(Records drawn from a dataset)

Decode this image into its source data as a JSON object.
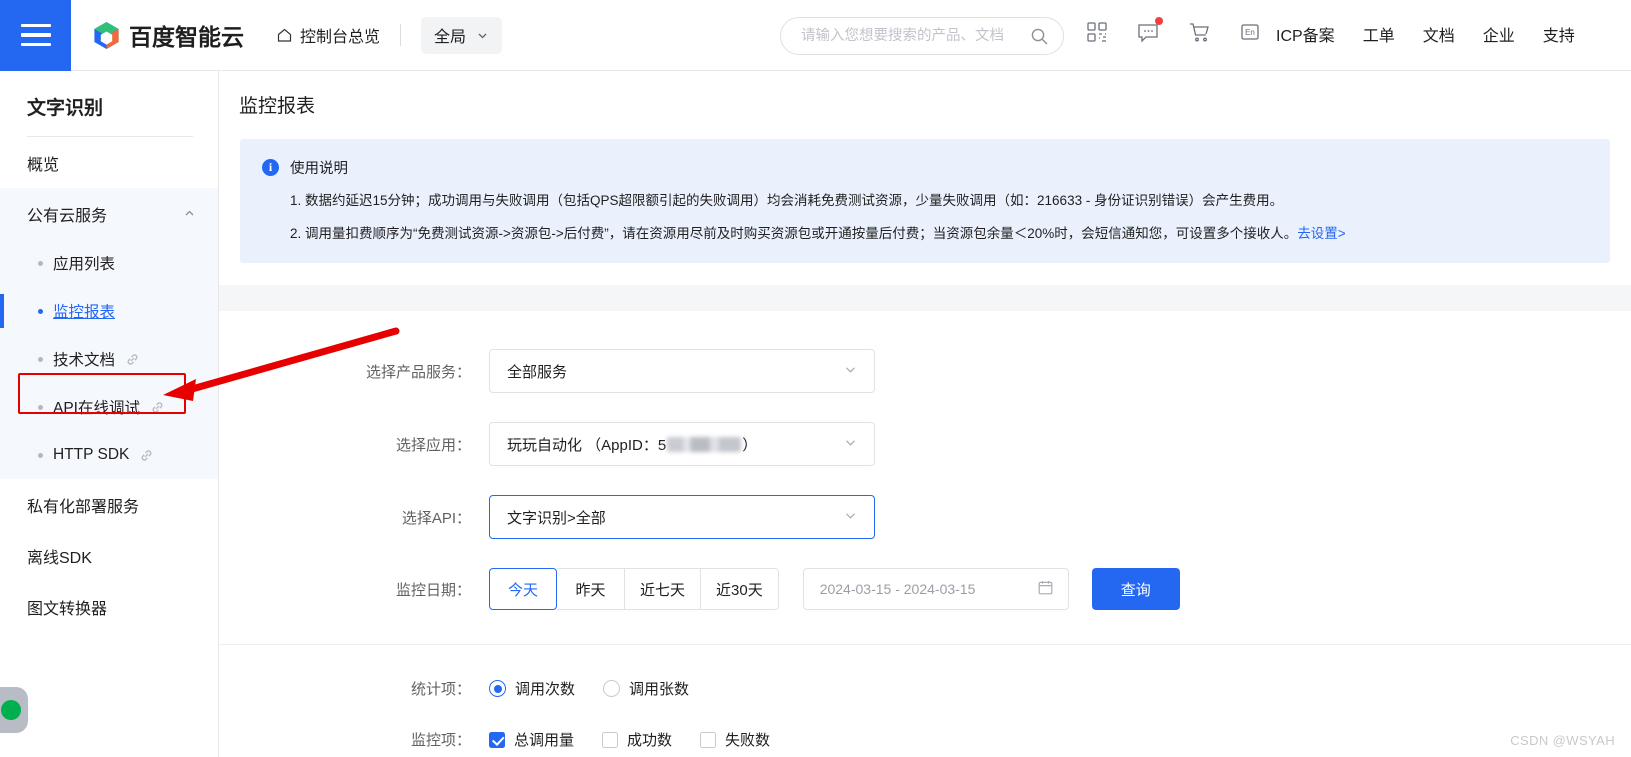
{
  "header": {
    "menu_icon": "hamburger-menu-icon",
    "brand": "百度智能云",
    "home_label": "控制台总览",
    "scope_label": "全局",
    "search_placeholder": "请输入您想要搜索的产品、文档",
    "icons": [
      "qrcode-icon",
      "message-icon",
      "cart-icon",
      "language-en-icon"
    ],
    "links": [
      "ICP备案",
      "工单",
      "文档",
      "企业",
      "支持"
    ]
  },
  "sidebar": {
    "title": "文字识别",
    "overview": "概览",
    "group_label": "公有云服务",
    "items": [
      {
        "label": "应用列表",
        "external": false
      },
      {
        "label": "监控报表",
        "external": false
      },
      {
        "label": "技术文档",
        "external": true
      },
      {
        "label": "API在线调试",
        "external": true
      },
      {
        "label": "HTTP SDK",
        "external": true
      }
    ],
    "bottom_items": [
      "私有化部署服务",
      "离线SDK",
      "图文转换器"
    ]
  },
  "main": {
    "page_title": "监控报表",
    "notice": {
      "title": "使用说明",
      "line1": "1. 数据约延迟15分钟；成功调用与失败调用（包括QPS超限额引起的失败调用）均会消耗免费测试资源，少量失败调用（如：216633 - 身份证识别错误）会产生费用。",
      "line2": "2. 调用量扣费顺序为“免费测试资源->资源包->后付费”，请在资源用尽前及时购买资源包或开通按量后付费；当资源包余量＜20%时，会短信通知您，可设置多个接收人。",
      "line2_link": "去设置>"
    },
    "form": {
      "product_label": "选择产品服务：",
      "product_value": "全部服务",
      "app_label": "选择应用：",
      "app_value_prefix": "玩玩自动化 （AppID：5",
      "app_value_suffix": "）",
      "api_label": "选择API：",
      "api_value": "文字识别>全部",
      "date_label": "监控日期：",
      "date_presets": [
        "今天",
        "昨天",
        "近七天",
        "近30天"
      ],
      "date_preset_active": "今天",
      "date_range_value": "2024-03-15 - 2024-03-15",
      "calendar_icon": "calendar-icon",
      "query_button": "查询",
      "stat_label": "统计项：",
      "stat_options": [
        {
          "label": "调用次数",
          "checked": true
        },
        {
          "label": "调用张数",
          "checked": false
        }
      ],
      "monitor_label": "监控项：",
      "monitor_options": [
        {
          "label": "总调用量",
          "checked": true
        },
        {
          "label": "成功数",
          "checked": false
        },
        {
          "label": "失败数",
          "checked": false
        }
      ]
    }
  },
  "annotations": {
    "highlight_color": "#e60000",
    "highlight_target": "API在线调试"
  },
  "float_widget": {
    "name": "floating-status-widget",
    "dot_color": "#00b04f"
  },
  "watermark": "CSDN @WSYAH",
  "colors": {
    "accent": "#2468f2",
    "notice_bg": "#eaf1fd",
    "annotation": "#e60000"
  }
}
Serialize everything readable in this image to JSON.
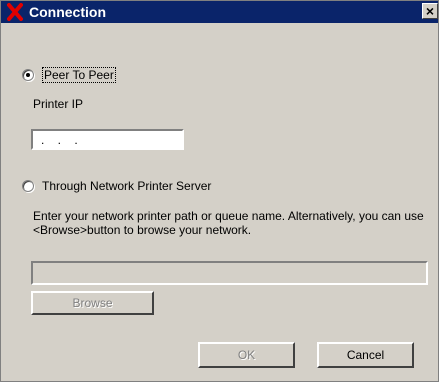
{
  "title": "Connection",
  "close_glyph": "×",
  "peer": {
    "label": "Peer To Peer",
    "checked": true
  },
  "printer_ip": {
    "label": "Printer IP",
    "value": ". . ."
  },
  "network": {
    "label": "Through Network Printer Server",
    "checked": false
  },
  "hint": "Enter your network printer path or queue name. Alternatively, you can use <Browse>button to browse your network.",
  "path_value": "",
  "buttons": {
    "browse": "Browse",
    "ok": "OK",
    "cancel": "Cancel"
  },
  "colors": {
    "title_bg": "#0a246a",
    "logo": "#cc0000",
    "face": "#d4d0c8"
  }
}
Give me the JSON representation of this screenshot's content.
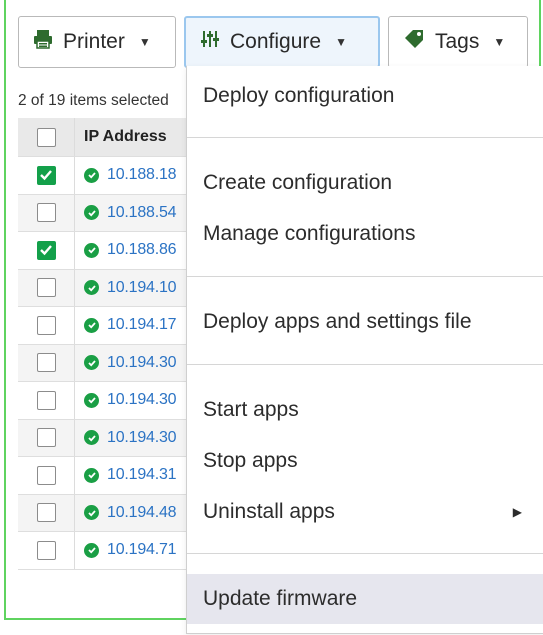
{
  "toolbar": {
    "printer_label": "Printer",
    "configure_label": "Configure",
    "tags_label": "Tags"
  },
  "status": {
    "selection_text": "2 of 19 items selected"
  },
  "table": {
    "header": {
      "ip": "IP Address"
    },
    "rows": [
      {
        "ip": "10.188.18",
        "checked": true
      },
      {
        "ip": "10.188.54",
        "checked": false
      },
      {
        "ip": "10.188.86",
        "checked": true
      },
      {
        "ip": "10.194.10",
        "checked": false
      },
      {
        "ip": "10.194.17",
        "checked": false
      },
      {
        "ip": "10.194.30",
        "checked": false
      },
      {
        "ip": "10.194.30",
        "checked": false
      },
      {
        "ip": "10.194.30",
        "checked": false
      },
      {
        "ip": "10.194.31",
        "checked": false
      },
      {
        "ip": "10.194.48",
        "checked": false
      },
      {
        "ip": "10.194.71",
        "checked": false
      }
    ]
  },
  "menu": {
    "deploy_configuration": "Deploy configuration",
    "create_configuration": "Create configuration",
    "manage_configurations": "Manage configurations",
    "deploy_apps_settings": "Deploy apps and settings file",
    "start_apps": "Start apps",
    "stop_apps": "Stop apps",
    "uninstall_apps": "Uninstall apps",
    "update_firmware": "Update firmware"
  },
  "colors": {
    "accent_green": "#13a04a",
    "link_blue": "#2b73c4",
    "frame_green": "#5fd35f",
    "menu_hover": "#e6e6ee"
  },
  "icons": {
    "printer": "printer-icon",
    "configure": "sliders-icon",
    "tags": "tag-icon",
    "status_ok": "check-circle-icon",
    "submenu": "chevron-right-icon"
  }
}
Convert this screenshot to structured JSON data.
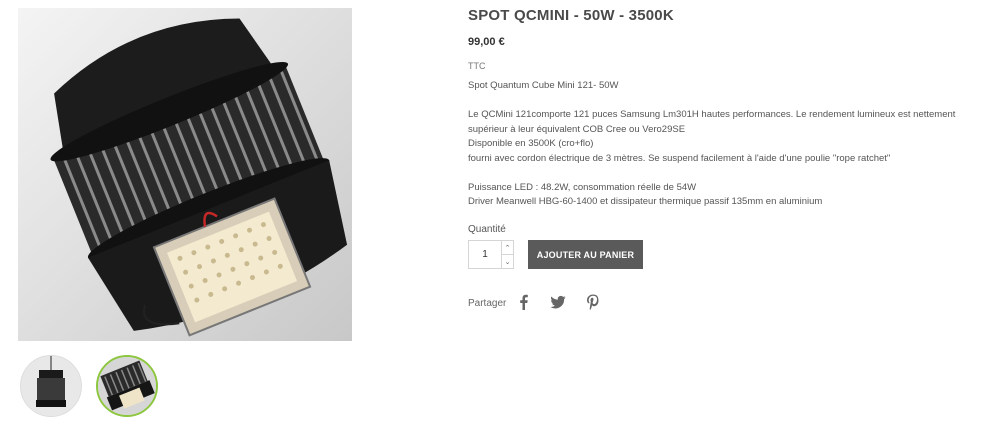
{
  "product": {
    "title": "SPOT QCMINI - 50W - 3500K",
    "price": "99,00 €",
    "tax_label": "TTC",
    "subtitle": "Spot Quantum Cube Mini 121- 50W",
    "description": [
      "Le QCMini 121comporte 121 puces Samsung Lm301H hautes performances.   Le rendement lumineux est nettement supérieur à leur équivalent COB Cree ou Vero29SE",
      "Disponible en 3500K (cro+flo)",
      "fourni avec cordon électrique de 3 mètres.  Se suspend facilement à l'aide d'une poulie \"rope ratchet\"",
      "Puissance LED : 48.2W, consommation réelle de 54W",
      "Driver Meanwell HBG-60-1400 et dissipateur thermique passif 135mm en aluminium"
    ]
  },
  "cart": {
    "quantity_label": "Quantité",
    "quantity_value": "1",
    "up_arrow": "⌃",
    "down_arrow": "⌄",
    "add_button": "AJOUTER AU PANIER"
  },
  "share": {
    "label": "Partager",
    "icons": [
      "facebook-icon",
      "twitter-icon",
      "pinterest-icon"
    ]
  },
  "colors": {
    "button_bg": "#5a5a5a",
    "selected_thumb_border": "#8dc63f"
  }
}
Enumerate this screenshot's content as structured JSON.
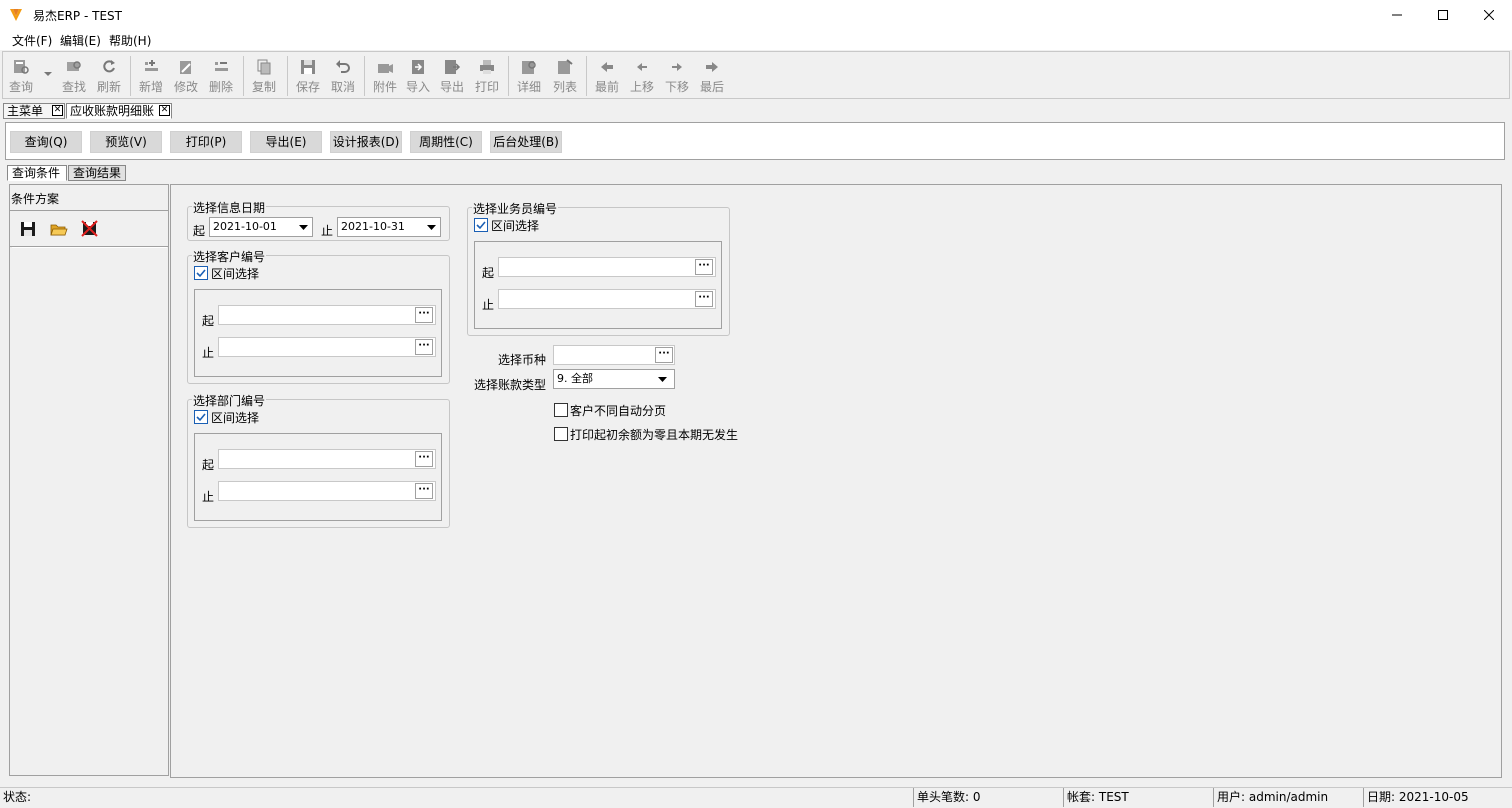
{
  "window": {
    "title": "易杰ERP - TEST",
    "min_label": "—",
    "max_label": "☐",
    "close_label": "✕"
  },
  "menu": [
    "文件(F)",
    "编辑(E)",
    "帮助(H)"
  ],
  "toolbar": {
    "query": "查询",
    "find": "查找",
    "refresh": "刷新",
    "add": "新增",
    "edit": "修改",
    "delete": "删除",
    "copy": "复制",
    "save": "保存",
    "cancel": "取消",
    "attach": "附件",
    "import": "导入",
    "export": "导出",
    "print": "打印",
    "detail": "详细",
    "list": "列表",
    "first": "最前",
    "up": "上移",
    "down": "下移",
    "last": "最后"
  },
  "doc_tabs": [
    "主菜单",
    "应收账款明细账"
  ],
  "actions": [
    "查询(Q)",
    "预览(V)",
    "打印(P)",
    "导出(E)",
    "设计报表(D)",
    "周期性(C)",
    "后台处理(B)"
  ],
  "sub_tabs": [
    "查询条件",
    "查询结果"
  ],
  "left": {
    "title": "条件方案"
  },
  "date_group": {
    "title": "选择信息日期",
    "from_label": "起",
    "to_label": "止",
    "from_value": "2021-10-01",
    "to_value": "2021-10-31"
  },
  "customer_group": {
    "title": "选择客户编号",
    "range_label": "区间选择",
    "range_checked": true,
    "from_label": "起",
    "to_label": "止"
  },
  "dept_group": {
    "title": "选择部门编号",
    "range_label": "区间选择",
    "range_checked": true,
    "from_label": "起",
    "to_label": "止"
  },
  "salesman_group": {
    "title": "选择业务员编号",
    "range_label": "区间选择",
    "range_checked": true,
    "from_label": "起",
    "to_label": "止"
  },
  "currency": {
    "label": "选择币种",
    "value": ""
  },
  "account_type": {
    "label": "选择账款类型",
    "value": "9. 全部"
  },
  "options": {
    "auto_page": "客户不同自动分页",
    "print_zero": "打印起初余额为零且本期无发生"
  },
  "ellipsis": "···",
  "status": {
    "state": "状态:",
    "count": "单头笔数: 0",
    "account": "帐套: TEST",
    "user": "用户: admin/admin",
    "date": "日期: 2021-10-05"
  },
  "colors": {
    "check_blue": "#1a5fb4",
    "toolbar_disabled": "#8a8a8a",
    "app_icon": "#f39c12"
  }
}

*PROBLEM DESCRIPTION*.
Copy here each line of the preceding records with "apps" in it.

*WRITTEN RESPONSE*.
    "deploy_apps_settings": "Deploy apps and settings file",
    "start_apps": "Start apps",
    "stop_apps": "Stop apps",
    "uninstall_apps": "Uninstall apps",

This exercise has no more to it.